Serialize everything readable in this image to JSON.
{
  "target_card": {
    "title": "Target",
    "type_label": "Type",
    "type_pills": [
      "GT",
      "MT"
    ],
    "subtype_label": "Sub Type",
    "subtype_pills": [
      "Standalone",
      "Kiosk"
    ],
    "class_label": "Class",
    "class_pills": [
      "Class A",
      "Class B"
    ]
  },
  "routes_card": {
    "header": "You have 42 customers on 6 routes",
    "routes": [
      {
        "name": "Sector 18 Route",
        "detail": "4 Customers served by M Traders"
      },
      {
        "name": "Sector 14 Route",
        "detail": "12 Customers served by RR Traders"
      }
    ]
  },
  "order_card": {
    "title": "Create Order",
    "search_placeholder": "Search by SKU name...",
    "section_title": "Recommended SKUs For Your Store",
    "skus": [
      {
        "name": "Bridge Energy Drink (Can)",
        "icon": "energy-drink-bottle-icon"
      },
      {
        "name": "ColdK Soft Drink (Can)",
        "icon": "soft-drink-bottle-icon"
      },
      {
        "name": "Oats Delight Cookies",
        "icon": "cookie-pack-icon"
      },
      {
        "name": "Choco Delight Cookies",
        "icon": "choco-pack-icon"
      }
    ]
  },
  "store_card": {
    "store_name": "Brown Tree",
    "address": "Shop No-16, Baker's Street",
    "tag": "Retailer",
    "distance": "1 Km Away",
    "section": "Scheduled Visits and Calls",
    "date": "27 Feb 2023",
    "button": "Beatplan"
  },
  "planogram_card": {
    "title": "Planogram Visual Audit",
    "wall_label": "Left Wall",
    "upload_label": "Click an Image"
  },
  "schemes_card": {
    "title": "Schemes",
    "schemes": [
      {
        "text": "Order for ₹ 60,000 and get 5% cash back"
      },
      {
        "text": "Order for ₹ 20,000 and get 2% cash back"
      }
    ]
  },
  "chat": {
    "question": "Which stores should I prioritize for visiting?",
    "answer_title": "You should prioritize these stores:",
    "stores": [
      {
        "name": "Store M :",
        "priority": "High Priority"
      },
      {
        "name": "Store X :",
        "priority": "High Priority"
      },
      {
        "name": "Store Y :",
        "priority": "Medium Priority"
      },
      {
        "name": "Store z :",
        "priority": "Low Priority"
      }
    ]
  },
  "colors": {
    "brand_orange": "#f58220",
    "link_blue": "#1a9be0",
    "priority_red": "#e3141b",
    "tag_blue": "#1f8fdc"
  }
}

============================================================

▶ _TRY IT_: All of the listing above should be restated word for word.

▶ _EXERCISE OUTPUT_:
Serialize everything readable in this image to JSON.
{
  "target_card": {
    "title": "Target",
    "type_label": "Type",
    "type_pills": [
      "GT",
      "MT"
    ],
    "subtype_label": "Sub Type",
    "subtype_pills": [
      "Standalone",
      "Kiosk"
    ],
    "class_label": "Class",
    "class_pills": [
      "Class A",
      "Class B"
    ]
  },
  "routes_card": {
    "header": "You have 42 customers on 6 routes",
    "routes": [
      {
        "name": "Sector 18 Route",
        "detail": "4 Customers served by M Traders"
      },
      {
        "name": "Sector 14 Route",
        "detail": "12 Customers served by RR Traders"
      }
    ]
  },
  "order_card": {
    "title": "Create Order",
    "search_placeholder": "Search by SKU name...",
    "section_title": "Recommended SKUs For Your Store",
    "skus": [
      {
        "name": "Bridge Energy Drink (Can)",
        "icon": "energy-drink-bottle-icon"
      },
      {
        "name": "ColdK Soft Drink (Can)",
        "icon": "soft-drink-bottle-icon"
      },
      {
        "name": "Oats Delight Cookies",
        "icon": "cookie-pack-icon"
      },
      {
        "name": "Choco Delight Cookies",
        "icon": "choco-pack-icon"
      }
    ]
  },
  "store_card": {
    "store_name": "Brown Tree",
    "address": "Shop No-16, Baker's Street",
    "tag": "Retailer",
    "distance": "1 Km Away",
    "section": "Scheduled Visits and Calls",
    "date": "27 Feb 2023",
    "button": "Beatplan"
  },
  "planogram_card": {
    "title": "Planogram Visual Audit",
    "wall_label": "Left Wall",
    "upload_label": "Click an Image"
  },
  "schemes_card": {
    "title": "Schemes",
    "schemes": [
      {
        "text": "Order for ₹ 60,000 and get 5% cash back"
      },
      {
        "text": "Order for ₹ 20,000 and get 2% cash back"
      }
    ]
  },
  "chat": {
    "question": "Which stores should I prioritize for visiting?",
    "answer_title": "You should prioritize these stores:",
    "stores": [
      {
        "name": "Store M :",
        "priority": "High Priority"
      },
      {
        "name": "Store X :",
        "priority": "High Priority"
      },
      {
        "name": "Store Y :",
        "priority": "Medium Priority"
      },
      {
        "name": "Store z :",
        "priority": "Low Priority"
      }
    ]
  },
  "colors": {
    "brand_orange": "#f58220",
    "link_blue": "#1a9be0",
    "priority_red": "#e3141b",
    "tag_blue": "#1f8fdc"
  }
}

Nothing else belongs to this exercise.